But doesn't the "promote the general welfare" clause
indicate that the federal government has vast, sweeping powers to
whatever is necessary to "promote the general welfare?"
testimony before Congress, CATO Institute scholar Jerry Taylor
explained how the architects of the Constitution understood the
"general Welfare" phrase:
|In Federalist No. 41, Madison summarizes the
relationship of the general preface language including the
"welfare" language, to the subsequent more detailed
enumeration of specific powers, as follows.
"Some who have denied the necessity of the power of
taxation [to the Federal government] have grounded a very
fierce attack against the Constitution, on the language on
which it is defined. It has been urged and echoed that the
power to "lay and collect taxes, duties, imposts, and
excises, to pay the debts, and provide for the common
defense and general welfare of the United States"
amounts to an unlimited commission to exercise every power
which may be alleged to be necessary for the common defense
or general welfare. No stronger proof could be given of the
distress under which these writers labor for objections,
than their stooping to such a misconstruction."
Thus, Madison, who like Story after him sought to defend
federal power, treats with derision the claim of opponents of
federal powers the claim that the "welfare clause" is
a general grant of power. Madison continues Federalist No 41 in
this language of angry paradox:
"For what purpose could the enumeration of
particular powers be inserted, if these and all others were
meant to be included in the preceding general power?
Nothing is more natural or more common than first to use a
general phrase, and then to explain and qualify by an
enumeration of the particulars. But the idea of an
enumeration of particulars which neither explain nor qualify
the general meaning, and can have no other effect than to
confound and mislead, is an absurdity ... what would have
been thought of that assembly, if, attaching themselves to
these general expressions and disregarding the
specifications which limit their import, they had exercised

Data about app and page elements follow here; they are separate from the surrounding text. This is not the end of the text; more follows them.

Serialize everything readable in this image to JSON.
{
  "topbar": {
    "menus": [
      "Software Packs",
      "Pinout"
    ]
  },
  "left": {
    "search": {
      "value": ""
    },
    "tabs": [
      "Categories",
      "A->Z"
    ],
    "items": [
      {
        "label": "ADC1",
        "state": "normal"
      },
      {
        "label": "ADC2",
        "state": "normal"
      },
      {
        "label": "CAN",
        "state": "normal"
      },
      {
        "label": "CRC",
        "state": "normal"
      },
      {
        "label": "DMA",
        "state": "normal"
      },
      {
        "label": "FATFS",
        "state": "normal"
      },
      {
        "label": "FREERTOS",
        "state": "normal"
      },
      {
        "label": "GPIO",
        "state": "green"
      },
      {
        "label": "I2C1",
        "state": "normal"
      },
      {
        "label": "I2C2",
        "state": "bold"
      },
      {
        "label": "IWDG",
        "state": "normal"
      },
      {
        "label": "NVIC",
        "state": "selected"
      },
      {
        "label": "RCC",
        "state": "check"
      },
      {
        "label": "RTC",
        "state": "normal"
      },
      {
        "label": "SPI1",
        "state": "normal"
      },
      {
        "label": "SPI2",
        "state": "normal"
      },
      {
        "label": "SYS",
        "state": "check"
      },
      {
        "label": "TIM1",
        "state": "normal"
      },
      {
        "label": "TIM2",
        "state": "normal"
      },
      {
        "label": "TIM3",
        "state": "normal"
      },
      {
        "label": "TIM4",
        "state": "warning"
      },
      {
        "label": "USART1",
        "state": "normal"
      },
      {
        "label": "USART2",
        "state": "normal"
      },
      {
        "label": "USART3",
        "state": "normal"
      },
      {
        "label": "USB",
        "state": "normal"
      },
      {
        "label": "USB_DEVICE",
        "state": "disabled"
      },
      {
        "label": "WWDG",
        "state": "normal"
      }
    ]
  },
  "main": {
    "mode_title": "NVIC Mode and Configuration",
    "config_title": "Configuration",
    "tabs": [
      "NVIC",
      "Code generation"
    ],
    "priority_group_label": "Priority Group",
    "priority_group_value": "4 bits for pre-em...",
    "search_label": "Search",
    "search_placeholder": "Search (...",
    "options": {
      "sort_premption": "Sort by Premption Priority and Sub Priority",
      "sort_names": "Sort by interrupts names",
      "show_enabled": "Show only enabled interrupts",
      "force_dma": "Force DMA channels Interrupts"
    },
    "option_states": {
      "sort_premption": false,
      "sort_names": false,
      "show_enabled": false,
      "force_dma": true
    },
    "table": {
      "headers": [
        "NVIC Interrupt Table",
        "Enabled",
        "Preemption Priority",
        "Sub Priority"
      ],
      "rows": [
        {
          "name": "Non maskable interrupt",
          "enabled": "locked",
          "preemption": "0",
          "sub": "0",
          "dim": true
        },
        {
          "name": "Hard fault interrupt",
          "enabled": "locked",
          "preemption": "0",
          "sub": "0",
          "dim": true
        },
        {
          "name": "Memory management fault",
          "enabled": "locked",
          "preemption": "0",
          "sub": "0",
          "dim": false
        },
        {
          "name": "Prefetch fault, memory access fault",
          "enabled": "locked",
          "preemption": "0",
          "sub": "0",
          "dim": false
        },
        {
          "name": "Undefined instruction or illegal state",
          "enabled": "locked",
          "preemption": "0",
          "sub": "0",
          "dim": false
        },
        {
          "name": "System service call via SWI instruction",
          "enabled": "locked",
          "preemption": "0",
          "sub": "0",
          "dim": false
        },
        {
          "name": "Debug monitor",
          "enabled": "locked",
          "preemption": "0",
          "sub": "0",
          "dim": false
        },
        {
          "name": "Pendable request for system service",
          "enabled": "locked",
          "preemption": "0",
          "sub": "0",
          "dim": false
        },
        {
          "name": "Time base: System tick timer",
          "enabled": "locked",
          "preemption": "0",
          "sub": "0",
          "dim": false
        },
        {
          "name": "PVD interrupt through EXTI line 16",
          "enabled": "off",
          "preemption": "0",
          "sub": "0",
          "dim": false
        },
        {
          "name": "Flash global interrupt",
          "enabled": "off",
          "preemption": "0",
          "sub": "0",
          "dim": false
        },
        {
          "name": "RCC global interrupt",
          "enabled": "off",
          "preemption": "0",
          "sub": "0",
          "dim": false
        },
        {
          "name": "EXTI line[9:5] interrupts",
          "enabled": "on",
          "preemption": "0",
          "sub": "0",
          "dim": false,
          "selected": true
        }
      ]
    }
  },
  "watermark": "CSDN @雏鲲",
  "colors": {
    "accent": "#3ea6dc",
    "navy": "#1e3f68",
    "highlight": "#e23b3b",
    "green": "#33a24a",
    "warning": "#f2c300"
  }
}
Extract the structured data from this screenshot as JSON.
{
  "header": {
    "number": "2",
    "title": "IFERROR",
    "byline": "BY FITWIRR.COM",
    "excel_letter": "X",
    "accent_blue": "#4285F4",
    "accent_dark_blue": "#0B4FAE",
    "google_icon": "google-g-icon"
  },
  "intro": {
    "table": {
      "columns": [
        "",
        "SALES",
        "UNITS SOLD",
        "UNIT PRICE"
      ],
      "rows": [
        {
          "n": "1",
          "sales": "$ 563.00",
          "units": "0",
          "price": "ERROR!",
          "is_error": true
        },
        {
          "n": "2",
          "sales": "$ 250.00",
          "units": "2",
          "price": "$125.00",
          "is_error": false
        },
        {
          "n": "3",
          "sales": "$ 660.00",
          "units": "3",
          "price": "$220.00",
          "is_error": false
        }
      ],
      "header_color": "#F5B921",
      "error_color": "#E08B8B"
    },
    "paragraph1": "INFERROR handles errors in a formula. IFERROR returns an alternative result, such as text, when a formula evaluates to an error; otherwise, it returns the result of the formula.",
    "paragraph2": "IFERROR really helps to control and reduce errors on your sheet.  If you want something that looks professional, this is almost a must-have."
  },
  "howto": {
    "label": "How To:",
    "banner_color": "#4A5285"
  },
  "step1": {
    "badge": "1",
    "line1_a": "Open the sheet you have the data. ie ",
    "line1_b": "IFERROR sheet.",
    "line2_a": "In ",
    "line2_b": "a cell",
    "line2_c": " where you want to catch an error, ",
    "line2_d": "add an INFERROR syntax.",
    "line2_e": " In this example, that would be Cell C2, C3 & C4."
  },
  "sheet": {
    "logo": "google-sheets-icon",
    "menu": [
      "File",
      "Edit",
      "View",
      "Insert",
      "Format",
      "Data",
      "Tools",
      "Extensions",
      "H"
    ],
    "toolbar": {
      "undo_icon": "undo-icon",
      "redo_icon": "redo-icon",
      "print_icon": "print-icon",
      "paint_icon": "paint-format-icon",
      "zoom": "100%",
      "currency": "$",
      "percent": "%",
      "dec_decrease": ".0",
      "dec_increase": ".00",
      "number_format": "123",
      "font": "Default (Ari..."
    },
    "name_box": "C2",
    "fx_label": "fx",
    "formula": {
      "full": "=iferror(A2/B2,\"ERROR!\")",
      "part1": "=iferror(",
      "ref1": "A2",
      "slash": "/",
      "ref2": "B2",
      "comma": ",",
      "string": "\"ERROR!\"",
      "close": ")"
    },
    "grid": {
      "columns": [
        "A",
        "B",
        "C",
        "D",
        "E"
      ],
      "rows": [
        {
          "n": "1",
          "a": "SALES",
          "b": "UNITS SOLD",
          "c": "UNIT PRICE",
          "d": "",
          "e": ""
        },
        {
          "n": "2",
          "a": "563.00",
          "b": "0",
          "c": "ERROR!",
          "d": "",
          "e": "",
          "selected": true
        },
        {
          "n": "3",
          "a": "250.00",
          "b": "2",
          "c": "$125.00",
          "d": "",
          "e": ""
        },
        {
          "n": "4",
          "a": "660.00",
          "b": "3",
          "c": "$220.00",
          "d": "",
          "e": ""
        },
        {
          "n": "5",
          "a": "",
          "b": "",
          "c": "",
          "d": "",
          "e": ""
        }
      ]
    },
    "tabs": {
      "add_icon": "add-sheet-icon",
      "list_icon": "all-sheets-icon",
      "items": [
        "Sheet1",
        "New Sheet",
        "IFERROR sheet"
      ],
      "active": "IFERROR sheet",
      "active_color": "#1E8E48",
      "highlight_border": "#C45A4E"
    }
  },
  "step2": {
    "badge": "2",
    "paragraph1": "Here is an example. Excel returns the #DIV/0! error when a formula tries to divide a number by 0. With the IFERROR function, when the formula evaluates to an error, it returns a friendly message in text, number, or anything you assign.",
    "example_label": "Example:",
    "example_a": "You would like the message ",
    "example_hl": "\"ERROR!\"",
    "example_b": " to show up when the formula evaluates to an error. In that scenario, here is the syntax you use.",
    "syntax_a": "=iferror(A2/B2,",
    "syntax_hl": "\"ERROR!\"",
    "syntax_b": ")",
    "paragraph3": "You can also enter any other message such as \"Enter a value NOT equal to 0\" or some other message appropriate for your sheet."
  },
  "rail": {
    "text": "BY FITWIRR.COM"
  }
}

an unlimited power of providing for the general welfare?"
More information on the "general Welfare" clause can be
found on our Constitution page, and this
Our listener mentions three functions which are necessary to secure
"the Blessings of Liberty":
The first question to be asked is, must education etc. be provided by
the government, or can it be provided by the Free
Market: voluntary associations, businesses, and "We the
People" networking together to assure that children are educated.
In other words, which political theory is true: capitalism or socialism?
If socialism is true, we might still ask, should state and local
governments decide how children will be educated, or should that be
done by the federal government? In other words if only government
can provide these elements of an orderly and prosperous society, which
level of government?
The Constitutional answer precludes the federal government from
involving itself in these areas. It would not have been ratified by
states jealous to protect their own powers, or The People jealous to
protect their liberties, if it gave to the federal government such
for a replay of this edition of the Ozarks Virtual